▶ Listed records

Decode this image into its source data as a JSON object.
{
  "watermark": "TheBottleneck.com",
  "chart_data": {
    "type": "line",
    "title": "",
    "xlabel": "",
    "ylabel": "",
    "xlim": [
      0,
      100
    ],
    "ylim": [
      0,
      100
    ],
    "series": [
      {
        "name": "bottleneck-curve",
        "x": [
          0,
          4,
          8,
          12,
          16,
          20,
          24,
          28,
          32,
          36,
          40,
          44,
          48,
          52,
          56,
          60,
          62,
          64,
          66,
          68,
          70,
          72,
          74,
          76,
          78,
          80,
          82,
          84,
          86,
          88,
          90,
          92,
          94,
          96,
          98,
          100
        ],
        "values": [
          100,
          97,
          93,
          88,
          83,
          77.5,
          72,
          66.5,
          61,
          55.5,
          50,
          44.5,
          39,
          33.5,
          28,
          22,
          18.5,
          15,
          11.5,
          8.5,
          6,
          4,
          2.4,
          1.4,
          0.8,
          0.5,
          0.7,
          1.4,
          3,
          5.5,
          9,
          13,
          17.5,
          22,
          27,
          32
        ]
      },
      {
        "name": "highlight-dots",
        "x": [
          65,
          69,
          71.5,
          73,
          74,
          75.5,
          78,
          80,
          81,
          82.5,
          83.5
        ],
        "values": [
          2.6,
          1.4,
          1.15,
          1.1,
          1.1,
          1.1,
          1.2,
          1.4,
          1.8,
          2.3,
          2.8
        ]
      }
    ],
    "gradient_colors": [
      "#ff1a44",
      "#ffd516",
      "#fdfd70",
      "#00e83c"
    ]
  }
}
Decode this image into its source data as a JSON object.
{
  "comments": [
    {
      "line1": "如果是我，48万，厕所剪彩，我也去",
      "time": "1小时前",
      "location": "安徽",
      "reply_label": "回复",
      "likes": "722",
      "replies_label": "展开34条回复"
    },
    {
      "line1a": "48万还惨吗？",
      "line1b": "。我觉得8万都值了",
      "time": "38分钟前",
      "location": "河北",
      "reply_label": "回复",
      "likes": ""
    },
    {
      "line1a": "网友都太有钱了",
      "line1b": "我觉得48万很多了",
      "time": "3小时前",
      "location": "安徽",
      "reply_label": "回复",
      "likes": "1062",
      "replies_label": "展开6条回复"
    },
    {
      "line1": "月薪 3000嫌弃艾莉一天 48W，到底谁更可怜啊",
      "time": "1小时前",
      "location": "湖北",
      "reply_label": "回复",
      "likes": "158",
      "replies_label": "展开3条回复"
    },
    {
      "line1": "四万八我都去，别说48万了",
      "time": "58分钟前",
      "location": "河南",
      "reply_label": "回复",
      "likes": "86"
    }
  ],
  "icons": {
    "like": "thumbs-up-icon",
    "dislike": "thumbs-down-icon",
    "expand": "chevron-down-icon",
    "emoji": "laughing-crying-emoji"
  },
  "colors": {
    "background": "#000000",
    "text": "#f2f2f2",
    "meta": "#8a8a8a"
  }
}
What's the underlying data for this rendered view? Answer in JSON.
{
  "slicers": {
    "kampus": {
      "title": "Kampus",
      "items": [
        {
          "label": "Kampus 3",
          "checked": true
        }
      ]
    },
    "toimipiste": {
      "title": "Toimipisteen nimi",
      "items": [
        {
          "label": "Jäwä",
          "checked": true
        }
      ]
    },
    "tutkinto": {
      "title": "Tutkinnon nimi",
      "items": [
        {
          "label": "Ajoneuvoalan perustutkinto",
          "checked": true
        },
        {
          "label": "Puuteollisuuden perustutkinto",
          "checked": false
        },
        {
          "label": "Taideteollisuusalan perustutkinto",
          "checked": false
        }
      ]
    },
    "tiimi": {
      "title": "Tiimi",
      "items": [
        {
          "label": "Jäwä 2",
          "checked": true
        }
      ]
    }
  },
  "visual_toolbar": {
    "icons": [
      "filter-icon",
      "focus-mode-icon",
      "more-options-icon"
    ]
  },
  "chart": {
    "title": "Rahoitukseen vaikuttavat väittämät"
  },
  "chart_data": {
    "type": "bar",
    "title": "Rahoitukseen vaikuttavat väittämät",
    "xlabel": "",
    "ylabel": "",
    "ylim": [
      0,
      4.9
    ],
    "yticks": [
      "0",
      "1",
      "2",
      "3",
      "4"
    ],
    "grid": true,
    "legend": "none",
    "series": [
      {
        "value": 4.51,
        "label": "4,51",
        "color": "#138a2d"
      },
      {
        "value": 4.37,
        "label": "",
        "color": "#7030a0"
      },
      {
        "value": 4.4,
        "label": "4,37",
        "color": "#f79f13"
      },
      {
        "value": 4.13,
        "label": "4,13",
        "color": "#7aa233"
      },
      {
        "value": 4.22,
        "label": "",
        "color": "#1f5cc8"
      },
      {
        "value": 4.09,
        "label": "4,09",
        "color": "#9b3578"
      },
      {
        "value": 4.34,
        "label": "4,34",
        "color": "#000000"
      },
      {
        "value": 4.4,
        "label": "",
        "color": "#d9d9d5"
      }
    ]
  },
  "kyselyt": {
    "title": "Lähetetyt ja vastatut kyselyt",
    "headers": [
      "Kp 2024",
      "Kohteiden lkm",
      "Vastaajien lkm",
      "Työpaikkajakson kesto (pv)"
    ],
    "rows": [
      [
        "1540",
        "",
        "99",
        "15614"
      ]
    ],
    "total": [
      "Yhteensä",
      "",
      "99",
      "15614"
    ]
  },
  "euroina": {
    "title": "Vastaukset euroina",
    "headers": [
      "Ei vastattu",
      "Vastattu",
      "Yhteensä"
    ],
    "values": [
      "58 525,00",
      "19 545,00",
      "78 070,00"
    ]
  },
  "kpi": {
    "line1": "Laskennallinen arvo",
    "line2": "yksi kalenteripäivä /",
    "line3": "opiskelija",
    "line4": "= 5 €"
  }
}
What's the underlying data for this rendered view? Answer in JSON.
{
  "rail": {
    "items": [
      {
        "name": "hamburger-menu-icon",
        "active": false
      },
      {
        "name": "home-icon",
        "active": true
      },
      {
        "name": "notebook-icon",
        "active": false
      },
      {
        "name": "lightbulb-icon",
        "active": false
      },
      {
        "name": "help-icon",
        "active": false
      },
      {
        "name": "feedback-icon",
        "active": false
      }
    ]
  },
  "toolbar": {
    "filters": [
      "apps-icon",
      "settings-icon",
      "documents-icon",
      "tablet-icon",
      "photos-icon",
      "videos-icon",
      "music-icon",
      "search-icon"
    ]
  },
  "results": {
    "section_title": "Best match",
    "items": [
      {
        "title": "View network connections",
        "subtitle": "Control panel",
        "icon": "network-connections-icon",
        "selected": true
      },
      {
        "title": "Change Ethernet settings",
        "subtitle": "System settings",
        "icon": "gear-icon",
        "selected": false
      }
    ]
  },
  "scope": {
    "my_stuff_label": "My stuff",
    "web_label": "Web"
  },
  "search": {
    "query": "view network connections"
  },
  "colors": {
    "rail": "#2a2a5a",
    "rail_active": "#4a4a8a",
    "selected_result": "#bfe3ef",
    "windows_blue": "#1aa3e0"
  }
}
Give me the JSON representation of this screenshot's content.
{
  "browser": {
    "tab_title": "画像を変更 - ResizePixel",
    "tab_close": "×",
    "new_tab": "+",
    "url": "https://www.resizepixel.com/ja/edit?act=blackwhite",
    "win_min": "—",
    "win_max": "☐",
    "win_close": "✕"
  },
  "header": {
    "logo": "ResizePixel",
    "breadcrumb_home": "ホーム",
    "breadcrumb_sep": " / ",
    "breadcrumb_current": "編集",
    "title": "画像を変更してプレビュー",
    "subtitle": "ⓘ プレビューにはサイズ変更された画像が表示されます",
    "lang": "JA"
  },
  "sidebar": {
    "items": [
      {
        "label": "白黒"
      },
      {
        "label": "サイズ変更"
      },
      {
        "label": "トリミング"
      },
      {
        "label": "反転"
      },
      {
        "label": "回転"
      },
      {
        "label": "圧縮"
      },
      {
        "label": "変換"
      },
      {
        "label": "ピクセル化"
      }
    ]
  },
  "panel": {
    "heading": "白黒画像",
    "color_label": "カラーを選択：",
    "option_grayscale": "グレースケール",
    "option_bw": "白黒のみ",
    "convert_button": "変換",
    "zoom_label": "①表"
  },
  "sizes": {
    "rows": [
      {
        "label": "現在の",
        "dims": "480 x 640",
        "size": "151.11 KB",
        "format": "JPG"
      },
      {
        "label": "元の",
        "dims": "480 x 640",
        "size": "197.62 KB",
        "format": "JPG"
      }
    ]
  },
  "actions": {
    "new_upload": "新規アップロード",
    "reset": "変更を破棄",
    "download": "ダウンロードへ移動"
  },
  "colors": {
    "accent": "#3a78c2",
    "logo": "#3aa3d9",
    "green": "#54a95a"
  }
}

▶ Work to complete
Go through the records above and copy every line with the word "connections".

▶ Solution to this problem
        "title": "View network connections",
        "icon": "network-connections-icon",
    "query": "view network connections"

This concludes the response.